The ideals and realities of field research have shaped the development of behavioural primatology over the latter half of the twentieth century. This paper draws on interviews with primatologists as well as a survey of the scientific literature to examine the idealized notion of the field site as a natural place and the physical environment of the field as a research space. It shows that what became standard field practice emerged in the course of wide ranging debate about the techniques, (...) personal qualities and site conditions best suited to the scientific study of the natural behaviour of apes and monkeys. Although the laboratory was a constant presence in this debate, the export of techniques from the laboratory to the field was limited, due to concerns that experimental manipulation would destroy the naturalness of the behaviour. The paper goes on to demonstrate the central significance given by primatologists to the unique social, historical and ecological circumstances of particular field sites, and to sketch some of the complexities that fieldworkers contend with in trying to realize their ideals. Primatologists seek field sites that answer their questions; but once their studies become long term, they also need to find questions that answer to ever changing conditions at those sites. (shrink)
Widely regarded as the most influential proponent of the truth of original sin in the twentieth century, Reinhold Niebuhr worked hard to excise any "literalistic" element from his interpretation of the doctrine. In his attempt to "correct" the Augustinian tradition on original sin by purging it of all "literalistic errors," however, Niebuhr assumed as his starting point the most characteristically modern objection to the doctrine: that birth is a thoroughly natural, animal, and morally meaningless event. As a result, Niebuhr unnecessarily (...) constrained his vision of the dimensions of human freedom, and hence his description of the dynamic of anxiety and freedom that energizes sin. Through a careful reading of Reinhold Niebuhr's writings on original sin, in light of the truth that the end of human life is inseparable from its origins, a reappraisal and recovery of the meaningfulness of the assertion of original sin as a literal inheritance is possible. The result of such a reappraisal and recovery is an amplified insight into the existential anxiety that Niebuhr otherwise described so convincingly. (shrink)

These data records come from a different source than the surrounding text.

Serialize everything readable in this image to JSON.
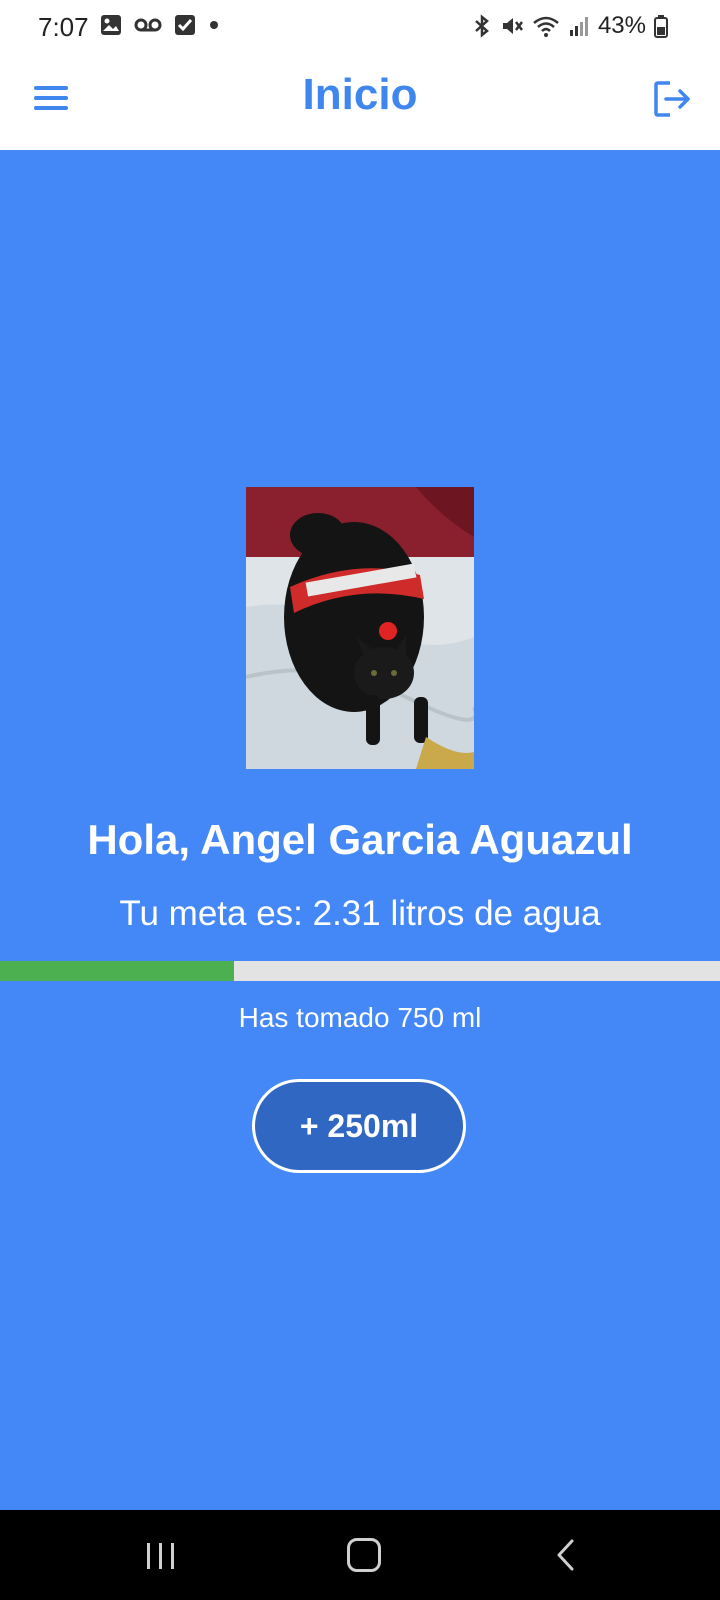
{
  "status_bar": {
    "time": "7:07",
    "battery": "43%",
    "left_icons": [
      "gallery-icon",
      "voicemail-icon",
      "checkbox-icon",
      "dot-icon"
    ],
    "right_icons": [
      "bluetooth-icon",
      "mute-icon",
      "wifi-icon",
      "signal-icon",
      "battery-icon"
    ]
  },
  "app_bar": {
    "title": "Inicio",
    "menu_icon": "menu-icon",
    "logout_icon": "logout-icon"
  },
  "profile": {
    "greeting": "Hola, Angel Garcia Aguazul",
    "goal": "Tu meta es: 2.31 litros de agua",
    "consumed": "Has tomado 750 ml",
    "progress_fraction": 0.325
  },
  "actions": {
    "add_label": "+ 250ml"
  },
  "nav_bar": {
    "icons": [
      "recents-icon",
      "home-icon",
      "back-icon"
    ]
  },
  "colors": {
    "primary": "#3f86ef",
    "background": "#4488f8",
    "progress": "#4caf50",
    "track": "#e3e3e3",
    "button": "#2f67c2"
  }
}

O'Regan & Noë (O&N) are pessimistic about the prospects for discovering the neural correlates of consciousness. They argue that there can be no one-to-one correspondence between awareness and patterns of neural activity in the brain, so a project attempting to identify the neural correlates of consciousness is doomed to failure. We believe that this degree of pessimism may be overstated; recent empirical data show some convergence in describing consistent patterns of neural activity associated with visual consciousness.